-- GIVEN RECORDS --
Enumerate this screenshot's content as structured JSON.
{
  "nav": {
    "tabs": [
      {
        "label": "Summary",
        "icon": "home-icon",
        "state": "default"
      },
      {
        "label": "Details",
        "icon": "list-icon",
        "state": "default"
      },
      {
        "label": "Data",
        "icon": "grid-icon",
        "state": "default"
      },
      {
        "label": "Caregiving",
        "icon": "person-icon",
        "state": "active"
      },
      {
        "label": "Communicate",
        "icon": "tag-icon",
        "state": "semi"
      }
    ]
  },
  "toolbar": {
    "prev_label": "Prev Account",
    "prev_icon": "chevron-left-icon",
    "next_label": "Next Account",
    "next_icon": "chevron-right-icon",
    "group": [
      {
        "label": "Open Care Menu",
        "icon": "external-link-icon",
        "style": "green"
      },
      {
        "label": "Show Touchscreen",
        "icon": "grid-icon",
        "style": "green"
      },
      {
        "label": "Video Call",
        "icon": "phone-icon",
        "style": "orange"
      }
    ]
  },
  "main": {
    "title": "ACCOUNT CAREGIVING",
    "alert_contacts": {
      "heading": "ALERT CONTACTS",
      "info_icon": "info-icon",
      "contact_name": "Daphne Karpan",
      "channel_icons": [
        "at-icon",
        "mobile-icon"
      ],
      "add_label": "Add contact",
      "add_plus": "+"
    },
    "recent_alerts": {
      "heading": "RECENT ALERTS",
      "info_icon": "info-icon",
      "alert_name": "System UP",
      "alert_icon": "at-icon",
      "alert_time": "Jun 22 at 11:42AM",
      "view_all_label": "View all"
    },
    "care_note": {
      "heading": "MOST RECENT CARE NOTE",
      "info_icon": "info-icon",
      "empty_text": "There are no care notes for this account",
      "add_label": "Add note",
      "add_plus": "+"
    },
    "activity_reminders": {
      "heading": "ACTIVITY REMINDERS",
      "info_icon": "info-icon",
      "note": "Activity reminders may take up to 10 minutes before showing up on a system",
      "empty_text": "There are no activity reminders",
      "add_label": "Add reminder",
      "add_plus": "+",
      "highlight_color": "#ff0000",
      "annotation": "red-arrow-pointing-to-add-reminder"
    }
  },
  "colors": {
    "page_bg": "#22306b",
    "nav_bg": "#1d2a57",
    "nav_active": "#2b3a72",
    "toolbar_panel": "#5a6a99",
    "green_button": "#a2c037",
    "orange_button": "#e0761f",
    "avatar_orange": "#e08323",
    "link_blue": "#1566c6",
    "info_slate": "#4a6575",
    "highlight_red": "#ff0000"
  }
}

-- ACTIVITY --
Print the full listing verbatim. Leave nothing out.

-- THE COMPLETED TASK --
Enumerate this screenshot's content as structured JSON.
{
  "nav": {
    "tabs": [
      {
        "label": "Summary",
        "icon": "home-icon",
        "state": "default"
      },
      {
        "label": "Details",
        "icon": "list-icon",
        "state": "default"
      },
      {
        "label": "Data",
        "icon": "grid-icon",
        "state": "default"
      },
      {
        "label": "Caregiving",
        "icon": "person-icon",
        "state": "active"
      },
      {
        "label": "Communicate",
        "icon": "tag-icon",
        "state": "semi"
      }
    ]
  },
  "toolbar": {
    "prev_label": "Prev Account",
    "prev_icon": "chevron-left-icon",
    "next_label": "Next Account",
    "next_icon": "chevron-right-icon",
    "group": [
      {
        "label": "Open Care Menu",
        "icon": "external-link-icon",
        "style": "green"
      },
      {
        "label": "Show Touchscreen",
        "icon": "grid-icon",
        "style": "green"
      },
      {
        "label": "Video Call",
        "icon": "phone-icon",
        "style": "orange"
      }
    ]
  },
  "main": {
    "title": "ACCOUNT CAREGIVING",
    "alert_contacts": {
      "heading": "ALERT CONTACTS",
      "info_icon": "info-icon",
      "contact_name": "Daphne Karpan",
      "channel_icons": [
        "at-icon",
        "mobile-icon"
      ],
      "add_label": "Add contact",
      "add_plus": "+"
    },
    "recent_alerts": {
      "heading": "RECENT ALERTS",
      "info_icon": "info-icon",
      "alert_name": "System UP",
      "alert_icon": "at-icon",
      "alert_time": "Jun 22 at 11:42AM",
      "view_all_label": "View all"
    },
    "care_note": {
      "heading": "MOST RECENT CARE NOTE",
      "info_icon": "info-icon",
      "empty_text": "There are no care notes for this account",
      "add_label": "Add note",
      "add_plus": "+"
    },
    "activity_reminders": {
      "heading": "ACTIVITY REMINDERS",
      "info_icon": "info-icon",
      "note": "Activity reminders may take up to 10 minutes before showing up on a system",
      "empty_text": "There are no activity reminders",
      "add_label": "Add reminder",
      "add_plus": "+",
      "highlight_color": "#ff0000",
      "annotation": "red-arrow-pointing-to-add-reminder"
    }
  },
  "colors": {
    "page_bg": "#22306b",
    "nav_bg": "#1d2a57",
    "nav_active": "#2b3a72",
    "toolbar_panel": "#5a6a99",
    "green_button": "#a2c037",
    "orange_button": "#e0761f",
    "avatar_orange": "#e08323",
    "link_blue": "#1566c6",
    "info_slate": "#4a6575",
    "highlight_red": "#ff0000"
  }
}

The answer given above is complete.